# Extracted records
○ ○ ○ ○ ○ ○ ○
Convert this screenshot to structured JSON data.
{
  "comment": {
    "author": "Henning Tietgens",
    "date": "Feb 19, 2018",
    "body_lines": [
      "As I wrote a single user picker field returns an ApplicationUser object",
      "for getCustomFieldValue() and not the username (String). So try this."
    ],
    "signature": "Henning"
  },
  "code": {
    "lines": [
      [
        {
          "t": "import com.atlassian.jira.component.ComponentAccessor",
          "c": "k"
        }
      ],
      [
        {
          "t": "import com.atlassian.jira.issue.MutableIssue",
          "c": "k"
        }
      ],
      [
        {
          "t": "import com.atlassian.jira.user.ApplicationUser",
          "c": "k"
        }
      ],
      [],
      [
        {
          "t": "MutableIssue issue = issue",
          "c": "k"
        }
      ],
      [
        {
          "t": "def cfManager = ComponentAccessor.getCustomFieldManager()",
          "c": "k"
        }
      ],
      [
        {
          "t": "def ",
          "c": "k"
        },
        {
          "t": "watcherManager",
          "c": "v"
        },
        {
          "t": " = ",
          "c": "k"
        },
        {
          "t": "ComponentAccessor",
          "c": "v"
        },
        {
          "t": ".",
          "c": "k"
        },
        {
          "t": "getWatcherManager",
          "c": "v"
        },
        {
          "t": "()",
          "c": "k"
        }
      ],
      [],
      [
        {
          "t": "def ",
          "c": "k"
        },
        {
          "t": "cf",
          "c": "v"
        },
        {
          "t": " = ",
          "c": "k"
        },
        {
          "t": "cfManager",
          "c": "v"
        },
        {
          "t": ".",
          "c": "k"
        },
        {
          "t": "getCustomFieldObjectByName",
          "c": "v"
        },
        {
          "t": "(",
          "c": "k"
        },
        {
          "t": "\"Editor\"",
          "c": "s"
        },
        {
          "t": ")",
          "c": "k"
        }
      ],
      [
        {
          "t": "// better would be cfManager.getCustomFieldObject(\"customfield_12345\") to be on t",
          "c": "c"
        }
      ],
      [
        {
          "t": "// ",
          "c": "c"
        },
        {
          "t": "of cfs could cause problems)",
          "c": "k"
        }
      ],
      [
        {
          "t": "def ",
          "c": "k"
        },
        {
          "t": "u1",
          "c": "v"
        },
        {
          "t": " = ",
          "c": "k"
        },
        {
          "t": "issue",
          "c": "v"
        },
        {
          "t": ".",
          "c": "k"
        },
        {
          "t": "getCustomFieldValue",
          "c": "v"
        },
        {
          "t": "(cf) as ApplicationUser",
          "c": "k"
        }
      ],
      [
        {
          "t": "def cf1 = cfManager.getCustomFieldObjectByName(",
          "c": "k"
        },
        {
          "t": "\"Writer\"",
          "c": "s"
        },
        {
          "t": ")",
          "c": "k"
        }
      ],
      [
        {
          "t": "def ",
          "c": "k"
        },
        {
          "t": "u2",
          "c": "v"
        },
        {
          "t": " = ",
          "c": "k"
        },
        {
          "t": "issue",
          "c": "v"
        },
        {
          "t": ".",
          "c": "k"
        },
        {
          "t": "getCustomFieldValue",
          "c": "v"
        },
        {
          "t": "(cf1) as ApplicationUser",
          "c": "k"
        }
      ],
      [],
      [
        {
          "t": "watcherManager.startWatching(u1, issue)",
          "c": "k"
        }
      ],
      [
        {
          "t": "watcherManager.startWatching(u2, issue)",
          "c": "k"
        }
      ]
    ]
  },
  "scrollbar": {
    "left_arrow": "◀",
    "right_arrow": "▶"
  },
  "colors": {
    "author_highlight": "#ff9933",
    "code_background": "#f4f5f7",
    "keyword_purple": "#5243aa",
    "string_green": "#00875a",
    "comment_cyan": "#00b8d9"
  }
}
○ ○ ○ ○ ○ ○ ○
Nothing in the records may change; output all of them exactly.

# Written reply
Convert this screenshot to structured JSON data.
{
  "comment": {
    "author": "Henning Tietgens",
    "date": "Feb 19, 2018",
    "body_lines": [
      "As I wrote a single user picker field returns an ApplicationUser object",
      "for getCustomFieldValue() and not the username (String). So try this."
    ],
    "signature": "Henning"
  },
  "code": {
    "lines": [
      [
        {
          "t": "import com.atlassian.jira.component.ComponentAccessor",
          "c": "k"
        }
      ],
      [
        {
          "t": "import com.atlassian.jira.issue.MutableIssue",
          "c": "k"
        }
      ],
      [
        {
          "t": "import com.atlassian.jira.user.ApplicationUser",
          "c": "k"
        }
      ],
      [],
      [
        {
          "t": "MutableIssue issue = issue",
          "c": "k"
        }
      ],
      [
        {
          "t": "def cfManager = ComponentAccessor.getCustomFieldManager()",
          "c": "k"
        }
      ],
      [
        {
          "t": "def ",
          "c": "k"
        },
        {
          "t": "watcherManager",
          "c": "v"
        },
        {
          "t": " = ",
          "c": "k"
        },
        {
          "t": "ComponentAccessor",
          "c": "v"
        },
        {
          "t": ".",
          "c": "k"
        },
        {
          "t": "getWatcherManager",
          "c": "v"
        },
        {
          "t": "()",
          "c": "k"
        }
      ],
      [],
      [
        {
          "t": "def ",
          "c": "k"
        },
        {
          "t": "cf",
          "c": "v"
        },
        {
          "t": " = ",
          "c": "k"
        },
        {
          "t": "cfManager",
          "c": "v"
        },
        {
          "t": ".",
          "c": "k"
        },
        {
          "t": "getCustomFieldObjectByName",
          "c": "v"
        },
        {
          "t": "(",
          "c": "k"
        },
        {
          "t": "\"Editor\"",
          "c": "s"
        },
        {
          "t": ")",
          "c": "k"
        }
      ],
      [
        {
          "t": "// better would be cfManager.getCustomFieldObject(\"customfield_12345\") to be on t",
          "c": "c"
        }
      ],
      [
        {
          "t": "// ",
          "c": "c"
        },
        {
          "t": "of cfs could cause problems)",
          "c": "k"
        }
      ],
      [
        {
          "t": "def ",
          "c": "k"
        },
        {
          "t": "u1",
          "c": "v"
        },
        {
          "t": " = ",
          "c": "k"
        },
        {
          "t": "issue",
          "c": "v"
        },
        {
          "t": ".",
          "c": "k"
        },
        {
          "t": "getCustomFieldValue",
          "c": "v"
        },
        {
          "t": "(cf) as ApplicationUser",
          "c": "k"
        }
      ],
      [
        {
          "t": "def cf1 = cfManager.getCustomFieldObjectByName(",
          "c": "k"
        },
        {
          "t": "\"Writer\"",
          "c": "s"
        },
        {
          "t": ")",
          "c": "k"
        }
      ],
      [
        {
          "t": "def ",
          "c": "k"
        },
        {
          "t": "u2",
          "c": "v"
        },
        {
          "t": " = ",
          "c": "k"
        },
        {
          "t": "issue",
          "c": "v"
        },
        {
          "t": ".",
          "c": "k"
        },
        {
          "t": "getCustomFieldValue",
          "c": "v"
        },
        {
          "t": "(cf1) as ApplicationUser",
          "c": "k"
        }
      ],
      [],
      [
        {
          "t": "watcherManager.startWatching(u1, issue)",
          "c": "k"
        }
      ],
      [
        {
          "t": "watcherManager.startWatching(u2, issue)",
          "c": "k"
        }
      ]
    ]
  },
  "scrollbar": {
    "left_arrow": "◀",
    "right_arrow": "▶"
  },
  "colors": {
    "author_highlight": "#ff9933",
    "code_background": "#f4f5f7",
    "keyword_purple": "#5243aa",
    "string_green": "#00875a",
    "comment_cyan": "#00b8d9"
  }
}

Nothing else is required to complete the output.